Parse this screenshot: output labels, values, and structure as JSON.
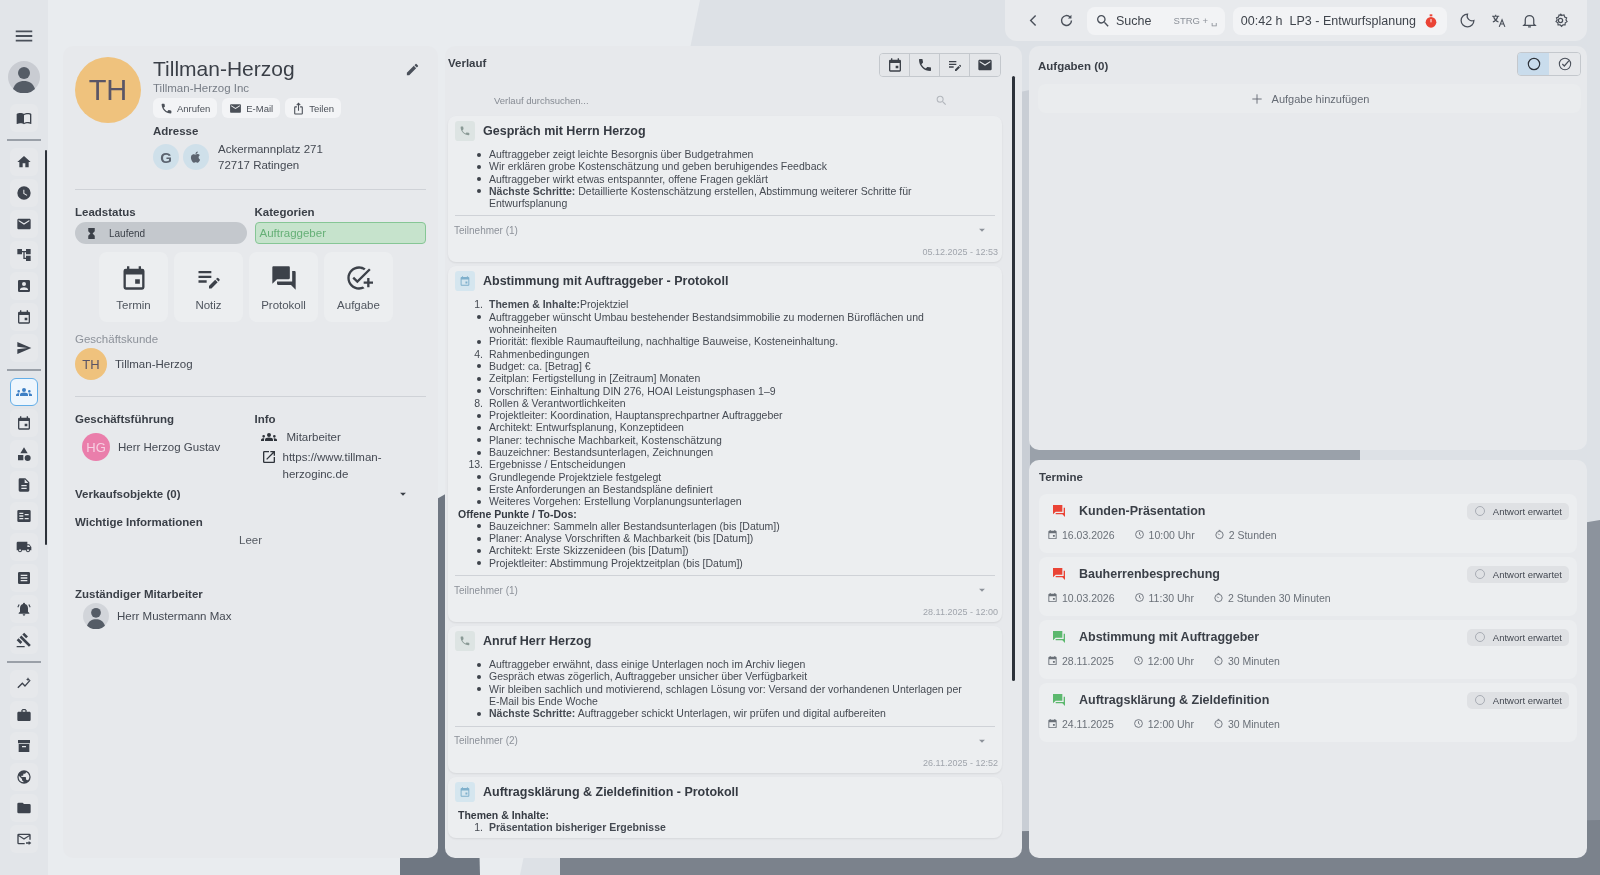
{
  "sidebar": {
    "items": [
      {
        "selected": false
      },
      {
        "selected": false
      },
      {
        "selected": false
      },
      {
        "selected": false
      },
      {
        "selected": false
      },
      {
        "selected": false
      },
      {
        "selected": false
      },
      {
        "selected": false
      },
      {
        "selected": true
      },
      {
        "selected": false
      },
      {
        "selected": false
      },
      {
        "selected": false
      },
      {
        "selected": false
      },
      {
        "selected": false
      },
      {
        "selected": false
      },
      {
        "selected": false
      },
      {
        "selected": false
      },
      {
        "selected": false
      },
      {
        "selected": false
      },
      {
        "selected": false
      },
      {
        "selected": false
      },
      {
        "selected": false
      },
      {
        "selected": false
      }
    ]
  },
  "topbar": {
    "search": {
      "placeholder": "Suche",
      "shortcut": "STRG + ␣"
    },
    "timer": {
      "time": "00:42 h",
      "project": "LP3 - Entwurfsplanung"
    }
  },
  "contact": {
    "initials": "TH",
    "name": "Tillman-Herzog",
    "company": "Tillman-Herzog Inc",
    "actions": [
      "Anrufen",
      "E-Mail",
      "Teilen"
    ],
    "address_label": "Adresse",
    "map_label": "G",
    "address_lines": [
      "Ackermannplatz 271",
      "72717 Ratingen"
    ]
  },
  "lead": {
    "status_label": "Leadstatus",
    "status": "Laufend",
    "categories_label": "Kategorien",
    "category": "Auftraggeber"
  },
  "quick_actions": [
    "Termin",
    "Notiz",
    "Protokoll",
    "Aufgabe"
  ],
  "business_customer": {
    "label": "Geschäftskunde",
    "initials": "TH",
    "name": "Tillman-Herzog"
  },
  "management": {
    "label": "Geschäftsführung",
    "initials": "HG",
    "name": "Herr Herzog Gustav"
  },
  "info": {
    "label": "Info",
    "type": "Mitarbeiter",
    "website": "https://www.tillman-herzoginc.de"
  },
  "sales_objects": {
    "label": "Verkaufsobjekte (0)",
    "expanded": false
  },
  "important": {
    "label": "Wichtige Informationen",
    "value": "Leer"
  },
  "responsible": {
    "label": "Zuständiger Mitarbeiter",
    "name": "Herr Mustermann Max"
  },
  "history": {
    "title": "Verlauf",
    "search": {
      "placeholder": "Verlauf durchsuchen..."
    },
    "entries": [
      {
        "kind": "call",
        "title": "Gespräch mit Herrn Herzog",
        "blocks": [
          {
            "kind": "bullet",
            "text": "Auftraggeber zeigt leichte Besorgnis über Budgetrahmen"
          },
          {
            "kind": "bullet",
            "text": "Wir erklären grobe Kostenschätzung und geben beruhigendes Feedback"
          },
          {
            "kind": "bullet",
            "text": "Auftraggeber wirkt etwas entspannter, offene Fragen geklärt"
          },
          {
            "kind": "bullet",
            "text": "**Nächste Schritte:** Detaillierte Kostenschätzung erstellen, Abstimmung weiterer Schritte für Entwurfsplanung"
          }
        ],
        "participants": "Teilnehmer (1)",
        "expanded": false,
        "timestamp": "05.12.2025 - 12:53"
      },
      {
        "kind": "protocol",
        "title": "Abstimmung mit Auftraggeber - Protokoll",
        "blocks": [
          {
            "kind": "number",
            "number": "1.",
            "text": "**Themen & Inhalte:**Projektziel"
          },
          {
            "kind": "bullet",
            "text": "Auftraggeber wünscht Umbau bestehender Bestandsimmobilie zu modernen Büroflächen und wohneinheiten"
          },
          {
            "kind": "bullet",
            "text": "Priorität: flexible Raumaufteilung, nachhaltige Bauweise, Kosteneinhaltung."
          },
          {
            "kind": "number",
            "number": "4.",
            "text": "Rahmenbedingungen"
          },
          {
            "kind": "bullet",
            "text": "Budget: ca. [Betrag] €"
          },
          {
            "kind": "bullet",
            "text": "Zeitplan: Fertigstellung in [Zeitraum] Monaten"
          },
          {
            "kind": "bullet",
            "text": "Vorschriften: Einhaltung DIN 276, HOAI Leistungsphasen 1–9"
          },
          {
            "kind": "number",
            "number": "8.",
            "text": "Rollen & Verantwortlichkeiten"
          },
          {
            "kind": "bullet",
            "text": "Projektleiter: Koordination, Hauptansprechpartner Auftraggeber"
          },
          {
            "kind": "bullet",
            "text": "Architekt: Entwurfsplanung, Konzeptideen"
          },
          {
            "kind": "bullet",
            "text": "Planer: technische Machbarkeit, Kostenschätzung"
          },
          {
            "kind": "bullet",
            "text": "Bauzeichner: Bestandsunterlagen, Zeichnungen"
          },
          {
            "kind": "number",
            "number": "13.",
            "text": "Ergebnisse / Entscheidungen"
          },
          {
            "kind": "bullet",
            "text": "Grundlegende Projektziele festgelegt"
          },
          {
            "kind": "bullet",
            "text": "Erste Anforderungen an Bestandspläne definiert"
          },
          {
            "kind": "bullet",
            "text": "Weiteres Vorgehen: Erstellung Vorplanungsunterlagen"
          },
          {
            "kind": "heading",
            "text": "Offene Punkte / To-Dos:"
          },
          {
            "kind": "bullet",
            "text": "Bauzeichner: Sammeln aller Bestandsunterlagen (bis [Datum])"
          },
          {
            "kind": "bullet",
            "text": "Planer: Analyse Vorschriften & Machbarkeit (bis [Datum])"
          },
          {
            "kind": "bullet",
            "text": "Architekt: Erste Skizzenideen (bis [Datum])"
          },
          {
            "kind": "bullet",
            "text": "Projektleiter: Abstimmung Projektzeitplan (bis [Datum])"
          }
        ],
        "participants": "Teilnehmer (1)",
        "expanded": false,
        "timestamp": "28.11.2025 - 12:00"
      },
      {
        "kind": "call",
        "title": "Anruf Herr Herzog",
        "blocks": [
          {
            "kind": "bullet",
            "text": "Auftraggeber erwähnt, dass einige Unterlagen noch im Archiv liegen"
          },
          {
            "kind": "bullet",
            "text": "Gespräch etwas zögerlich, Auftraggeber unsicher über Verfügbarkeit"
          },
          {
            "kind": "bullet",
            "text": "Wir bleiben sachlich und motivierend, schlagen Lösung vor: Versand der vorhandenen Unterlagen per E-Mail bis Ende Woche"
          },
          {
            "kind": "bullet",
            "text": "**Nächste Schritte:** Auftraggeber schickt Unterlagen, wir prüfen und digital aufbereiten"
          }
        ],
        "participants": "Teilnehmer (2)",
        "expanded": false,
        "timestamp": "26.11.2025 - 12:52"
      },
      {
        "kind": "protocol",
        "title": "Auftragsklärung & Zieldefinition - Protokoll",
        "blocks": [
          {
            "kind": "heading",
            "text": "Themen & Inhalte:"
          },
          {
            "kind": "number-strong",
            "number": "1.",
            "text": "Präsentation bisheriger Ergebnisse"
          }
        ]
      }
    ]
  },
  "tasks": {
    "title": "Aufgaben (0)",
    "filters": [
      {
        "selected": true
      },
      {
        "selected": false
      }
    ],
    "add": "Aufgabe hinzufügen"
  },
  "appointments": {
    "title": "Termine",
    "items": [
      {
        "title": "Kunden-Präsentation",
        "color": "#ea4335",
        "status": "Antwort erwartet",
        "date": "16.03.2026",
        "time": "10:00 Uhr",
        "duration": "2 Stunden"
      },
      {
        "title": "Bauherrenbesprechung",
        "color": "#ea4335",
        "status": "Antwort erwartet",
        "date": "10.03.2026",
        "time": "11:30 Uhr",
        "duration": "2 Stunden 30 Minuten"
      },
      {
        "title": "Abstimmung mit Auftraggeber",
        "color": "#5cb86e",
        "status": "Antwort erwartet",
        "date": "28.11.2025",
        "time": "12:00 Uhr",
        "duration": "30 Minuten"
      },
      {
        "title": "Auftragsklärung & Zieldefinition",
        "color": "#5cb86e",
        "status": "Antwort erwartet",
        "date": "24.11.2025",
        "time": "12:00 Uhr",
        "duration": "30 Minuten"
      }
    ]
  }
}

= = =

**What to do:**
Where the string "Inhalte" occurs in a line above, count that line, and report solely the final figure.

**Response box:**
2